"Eight people have been killed," an intelligence official in the region said. "All of them are militants," he said later, though adding their identities were not known.
Pakistan officially objects to the strikes, saying they violate its sovereignty, even though its army has been battling militants in neighbouring South Waziristan since last month.
U.S. officials say the drone strikes are carried out under an agreement with Islamabad that allows Pakistani leaders to decry the attacks in public.
"A WAR GOING ON"
The army went on the offensive in South Waziristan on the Afghan border on October 17, aiming to root out militants who escalated their war against the security forces in 2007.
The United States, weighing options for how to stem an intensifying insurgency in Afghanistan, has welcomed the Waziristan offensive but is keen to see Pakistan tackle Afghan Taliban factions based in lawless enclaves along the border.
Five militants and four soldiers were killed in the latest clashes in South Waziristan, security officials said.
U.S. President Barack Obama pledged on Wednesday to end the Afghan war before he leaves office, adding he would soon announce the results of a long-awaited strategy review.
Pakistan is worried that a U.S. troops surge could see fighting spilling over the border but it is also keen to see a robust U.S. commitment that would convince the Taliban to talk.
Prime Minister Yusuf Raza Gilani met CIA director Leon Panetta and told him U.S. Afghan policy must take into account Pakistan's concerns, Gilani's office said.
The United States was fully conscious of Pakistan's pivotal role in fighting militancy and in the restoration of stability in Afghanistan, Panetta was cited as saying.
The militants have responded to the South Waziristan offensive with a barrage of bombs in towns and cities, with Peshawar in the northwest bearing the brunt.
Of eight bomb attacks in the country this month, six have been in Peshawar which is near the Afghan border and is also close to militant strongholds in tribal areas.
In the latest attack, three policemen were killed and six wounded when a roadside bomb blew up their vehicle in Peshawar shortly after midnight.

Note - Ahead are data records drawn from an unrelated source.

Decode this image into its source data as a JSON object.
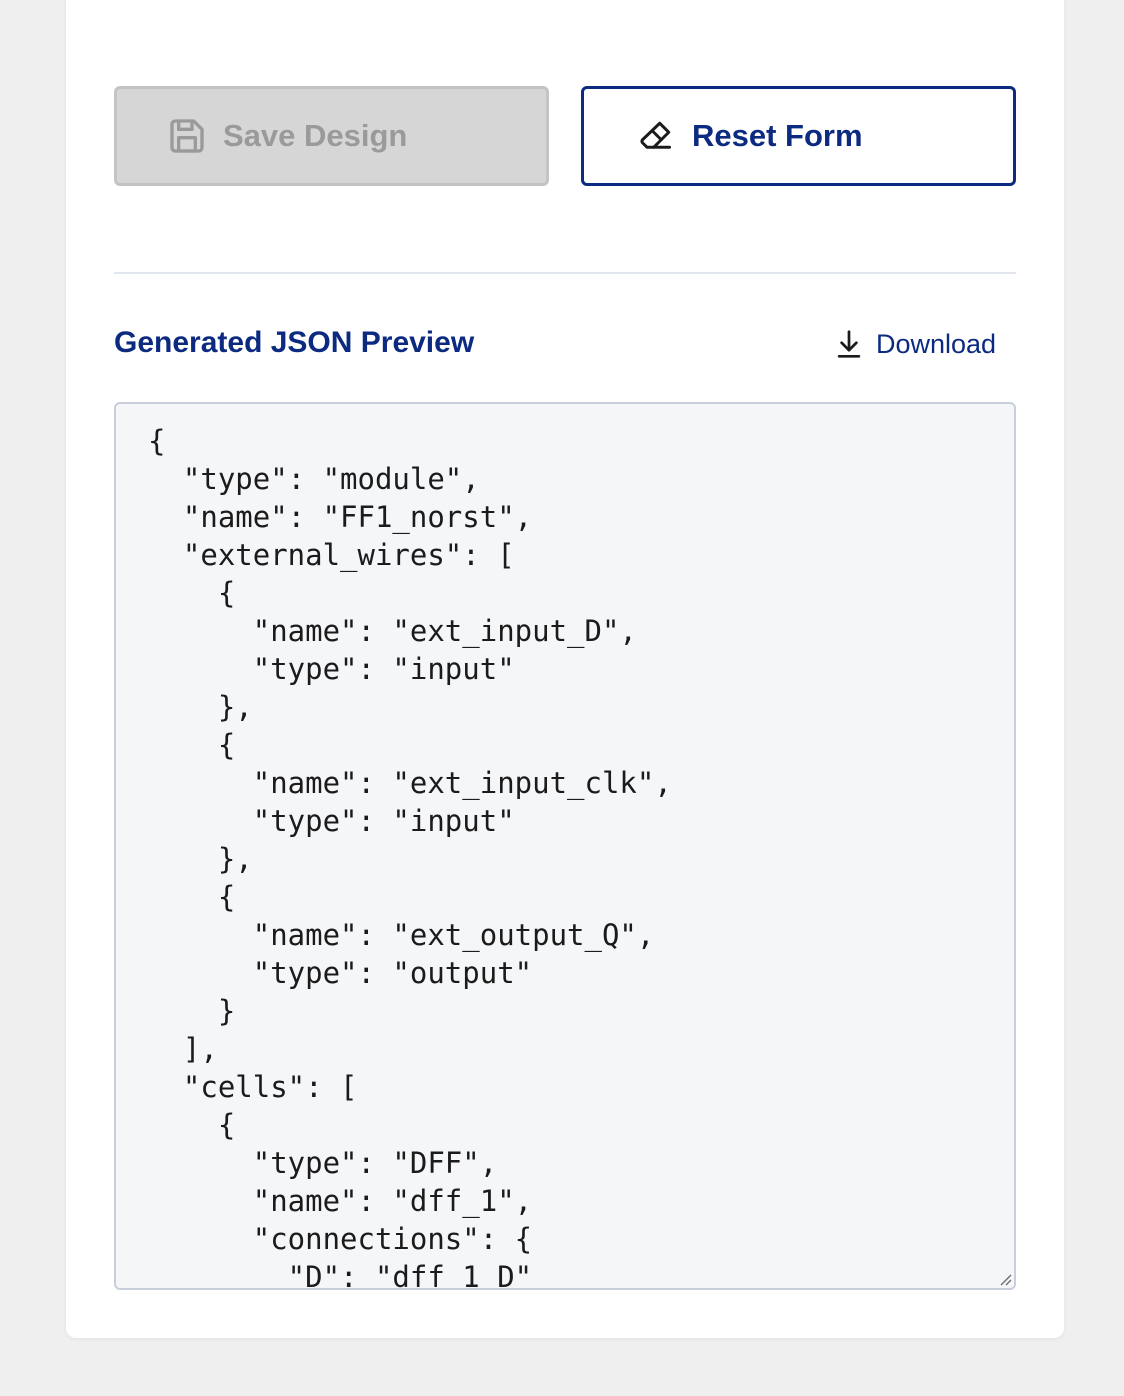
{
  "actions": {
    "save_label": "Save Design",
    "reset_label": "Reset Form"
  },
  "preview": {
    "title": "Generated JSON Preview",
    "download_label": "Download",
    "json_text": "{\n  \"type\": \"module\",\n  \"name\": \"FF1_norst\",\n  \"external_wires\": [\n    {\n      \"name\": \"ext_input_D\",\n      \"type\": \"input\"\n    },\n    {\n      \"name\": \"ext_input_clk\",\n      \"type\": \"input\"\n    },\n    {\n      \"name\": \"ext_output_Q\",\n      \"type\": \"output\"\n    }\n  ],\n  \"cells\": [\n    {\n      \"type\": \"DFF\",\n      \"name\": \"dff_1\",\n      \"connections\": {\n        \"D\": \"dff_1_D\""
  },
  "icons": {
    "save": "floppy-disk-icon",
    "reset": "eraser-icon",
    "download": "download-icon"
  },
  "colors": {
    "accent": "#0c2b80",
    "disabled_bg": "#d6d6d6",
    "disabled_text": "#9a9a9a",
    "code_bg": "#f5f6f8",
    "page_bg": "#efefef"
  }
}
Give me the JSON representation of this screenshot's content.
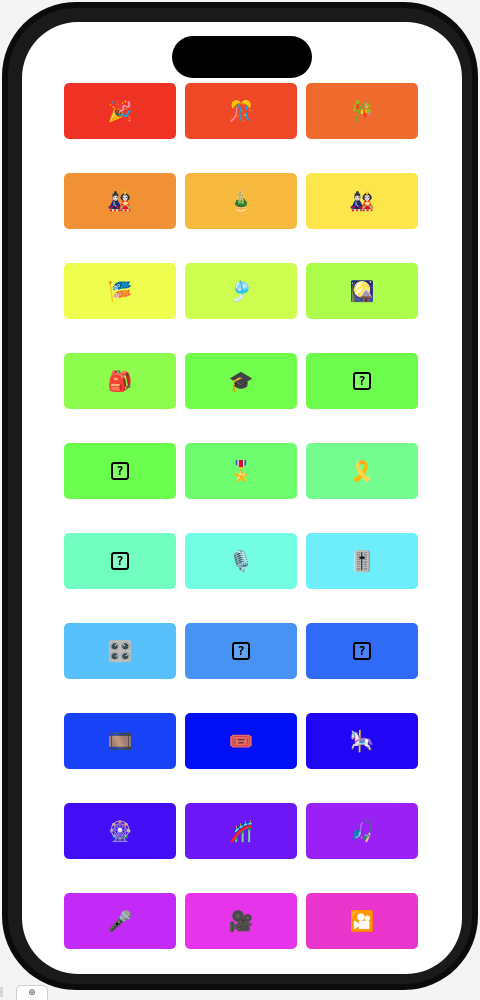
{
  "tiles": [
    {
      "glyph": "🎉",
      "color": "#EE3325",
      "icon": "party-popper-icon",
      "unknown": false
    },
    {
      "glyph": "🎊",
      "color": "#EE4826",
      "icon": "confetti-ball-icon",
      "unknown": false
    },
    {
      "glyph": "🎋",
      "color": "#EE6A2D",
      "icon": "tanabata-tree-icon",
      "unknown": false
    },
    {
      "glyph": "🎎",
      "color": "#F09136",
      "icon": "japanese-dolls-icon",
      "unknown": false
    },
    {
      "glyph": "🎍",
      "color": "#F6B93E",
      "icon": "pine-decoration-icon",
      "unknown": false
    },
    {
      "glyph": "🎎",
      "color": "#FDE64B",
      "icon": "japanese-dolls-icon",
      "unknown": false
    },
    {
      "glyph": "🎏",
      "color": "#EFFD4E",
      "icon": "carp-streamer-icon",
      "unknown": false
    },
    {
      "glyph": "🎐",
      "color": "#CDFD4E",
      "icon": "wind-chime-icon",
      "unknown": false
    },
    {
      "glyph": "🎑",
      "color": "#ADFD4D",
      "icon": "moon-viewing-ceremony-icon",
      "unknown": false
    },
    {
      "glyph": "🎒",
      "color": "#8CFD4C",
      "icon": "school-backpack-icon",
      "unknown": false
    },
    {
      "glyph": "🎓",
      "color": "#71FD4B",
      "icon": "graduation-cap-icon",
      "unknown": false
    },
    {
      "glyph": "?",
      "color": "#6CFD4C",
      "icon": "unknown-glyph-icon",
      "unknown": true
    },
    {
      "glyph": "?",
      "color": "#6BFD4D",
      "icon": "unknown-glyph-icon",
      "unknown": true
    },
    {
      "glyph": "🎖️",
      "color": "#6EFD6E",
      "icon": "military-medal-icon",
      "unknown": false
    },
    {
      "glyph": "🎗️",
      "color": "#75FD8F",
      "icon": "reminder-ribbon-icon",
      "unknown": false
    },
    {
      "glyph": "?",
      "color": "#72FDC0",
      "icon": "unknown-glyph-icon",
      "unknown": true
    },
    {
      "glyph": "🎙️",
      "color": "#73FDE2",
      "icon": "studio-microphone-icon",
      "unknown": false
    },
    {
      "glyph": "🎚️",
      "color": "#6EEDFB",
      "icon": "level-slider-icon",
      "unknown": false
    },
    {
      "glyph": "🎛️",
      "color": "#58C1FB",
      "icon": "control-knobs-icon",
      "unknown": false
    },
    {
      "glyph": "?",
      "color": "#4693F4",
      "icon": "unknown-glyph-icon",
      "unknown": true
    },
    {
      "glyph": "?",
      "color": "#2F6BF6",
      "icon": "unknown-glyph-icon",
      "unknown": true
    },
    {
      "glyph": "🎞️",
      "color": "#1742F5",
      "icon": "film-frames-icon",
      "unknown": false
    },
    {
      "glyph": "🎟️",
      "color": "#0011F5",
      "icon": "admission-tickets-icon",
      "unknown": false
    },
    {
      "glyph": "🎠",
      "color": "#2105F5",
      "icon": "carousel-horse-icon",
      "unknown": false
    },
    {
      "glyph": "🎡",
      "color": "#430DF5",
      "icon": "ferris-wheel-icon",
      "unknown": false
    },
    {
      "glyph": "🎢",
      "color": "#6C17F6",
      "icon": "roller-coaster-icon",
      "unknown": false
    },
    {
      "glyph": "🎣",
      "color": "#9A20F6",
      "icon": "fishing-pole-icon",
      "unknown": false
    },
    {
      "glyph": "🎤",
      "color": "#C42AF7",
      "icon": "microphone-icon",
      "unknown": false
    },
    {
      "glyph": "🎥",
      "color": "#E634EB",
      "icon": "movie-camera-icon",
      "unknown": false
    },
    {
      "glyph": "🎦",
      "color": "#EA35CD",
      "icon": "cinema-icon",
      "unknown": false
    }
  ],
  "corner_widget_symbol": "⊕"
}
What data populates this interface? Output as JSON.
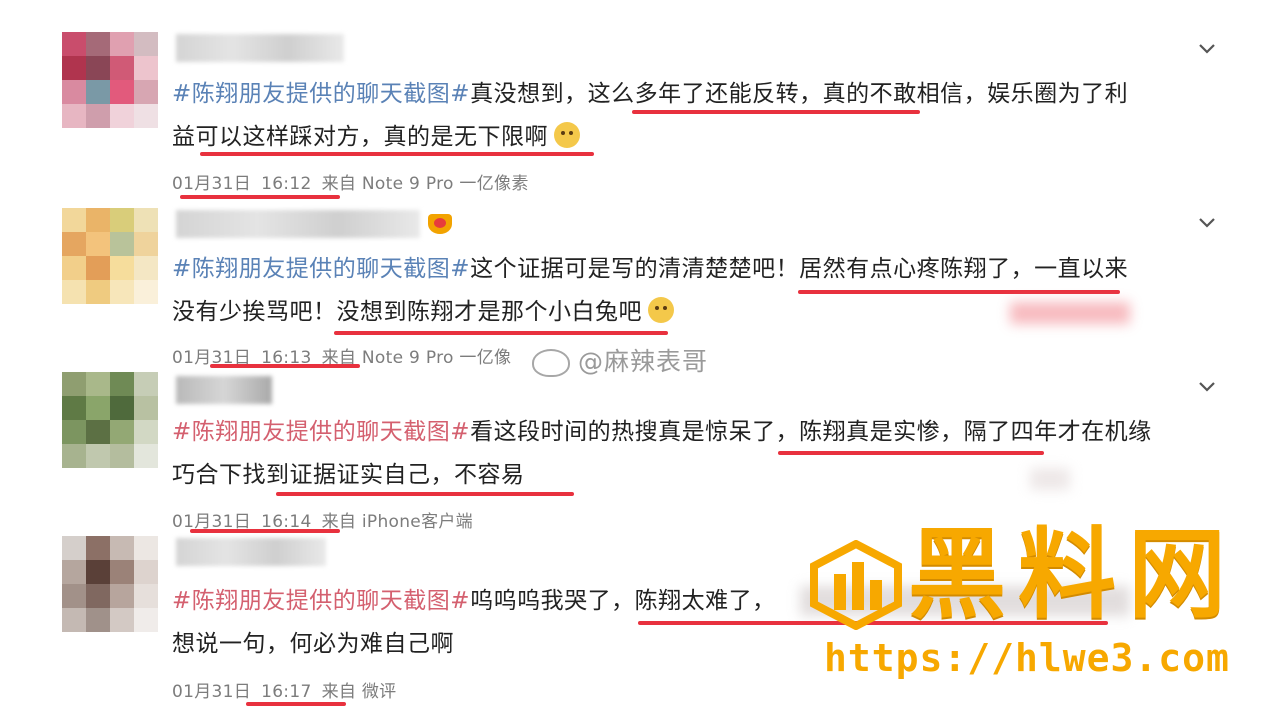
{
  "posts": [
    {
      "hashtag": "#陈翔朋友提供的聊天截图",
      "hash_close": "#",
      "text_line1": "真没想到，这么多年了还能反转，真的不敢相信，娱乐圈为了利",
      "text_line2": "益可以这样踩对方，真的是无下限啊",
      "date": "01月31日",
      "time": "16:12",
      "source": "来自 Note 9 Pro 一亿像素"
    },
    {
      "hashtag": "#陈翔朋友提供的聊天截图",
      "hash_close": "#",
      "text_line1": "这个证据可是写的清清楚楚吧！居然有点心疼陈翔了，一直以来",
      "text_line2": "没有少挨骂吧！没想到陈翔才是那个小白兔吧",
      "date": "01月31日",
      "time": "16:13",
      "source": "来自 Note 9 Pro 一亿像"
    },
    {
      "hashtag": "#陈翔朋友提供的聊天截图",
      "hash_close": "#",
      "text_line1": "看这段时间的热搜真是惊呆了，陈翔真是实惨，隔了四年才在机缘",
      "text_line2": "巧合下找到证据证实自己，不容易",
      "date": "01月31日",
      "time": "16:14",
      "source": "来自 iPhone客户端"
    },
    {
      "hashtag": "#陈翔朋友提供的聊天截图",
      "hash_close": "#",
      "text_line1": "呜呜呜我哭了，陈翔太难了，",
      "text_line2": "想说一句，何必为难自己啊",
      "date": "01月31日",
      "time": "16:17",
      "source": "来自 微评"
    }
  ],
  "weibo_watermark": "@麻辣表哥",
  "site_watermark": {
    "title": "黑料网",
    "url": "https://hlwe3.com"
  },
  "colors": {
    "hashtag_blue": "#5a82b6",
    "hashtag_red": "#d4606f",
    "underline_red": "#e8313e",
    "watermark_orange": "#f7a800"
  },
  "icons": {
    "expand": "chevron-down-icon",
    "emoji": "emoji-icon",
    "vip": "crown-icon",
    "weibo": "weibo-logo-icon"
  }
}
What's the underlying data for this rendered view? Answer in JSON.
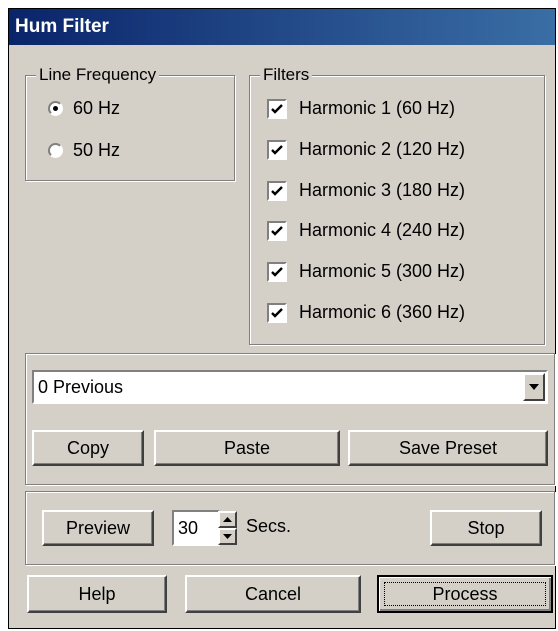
{
  "window": {
    "title": "Hum Filter"
  },
  "line_frequency": {
    "legend": "Line Frequency",
    "options": [
      {
        "label": "60 Hz",
        "selected": true
      },
      {
        "label": "50 Hz",
        "selected": false
      }
    ]
  },
  "filters": {
    "legend": "Filters",
    "items": [
      {
        "label": "Harmonic 1 (60 Hz)",
        "checked": true
      },
      {
        "label": "Harmonic 2 (120 Hz)",
        "checked": true
      },
      {
        "label": "Harmonic 3 (180 Hz)",
        "checked": true
      },
      {
        "label": "Harmonic 4 (240 Hz)",
        "checked": true
      },
      {
        "label": "Harmonic 5 (300 Hz)",
        "checked": true
      },
      {
        "label": "Harmonic 6 (360 Hz)",
        "checked": true
      }
    ]
  },
  "presets": {
    "selected": "0 Previous",
    "copy_label": "Copy",
    "paste_label": "Paste",
    "save_label": "Save Preset"
  },
  "preview": {
    "preview_label": "Preview",
    "seconds_value": "30",
    "seconds_unit": "Secs.",
    "stop_label": "Stop"
  },
  "footer": {
    "help_label": "Help",
    "cancel_label": "Cancel",
    "process_label": "Process"
  },
  "icons": {
    "combo_arrow": "chevron-down-icon",
    "spin_up": "arrow-up-icon",
    "spin_down": "arrow-down-icon",
    "check": "checkmark-icon"
  }
}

The violence has rattled investors in Pakistani stocks but the main index ended 0.60 percent higher at 9,306.36. (Additional reporting by Hafiz Wazir, Haji Mujtaba; Writing by Zeeshan Haider; Editing by Robert Birsel and Sanjeev Miglani)

Reuters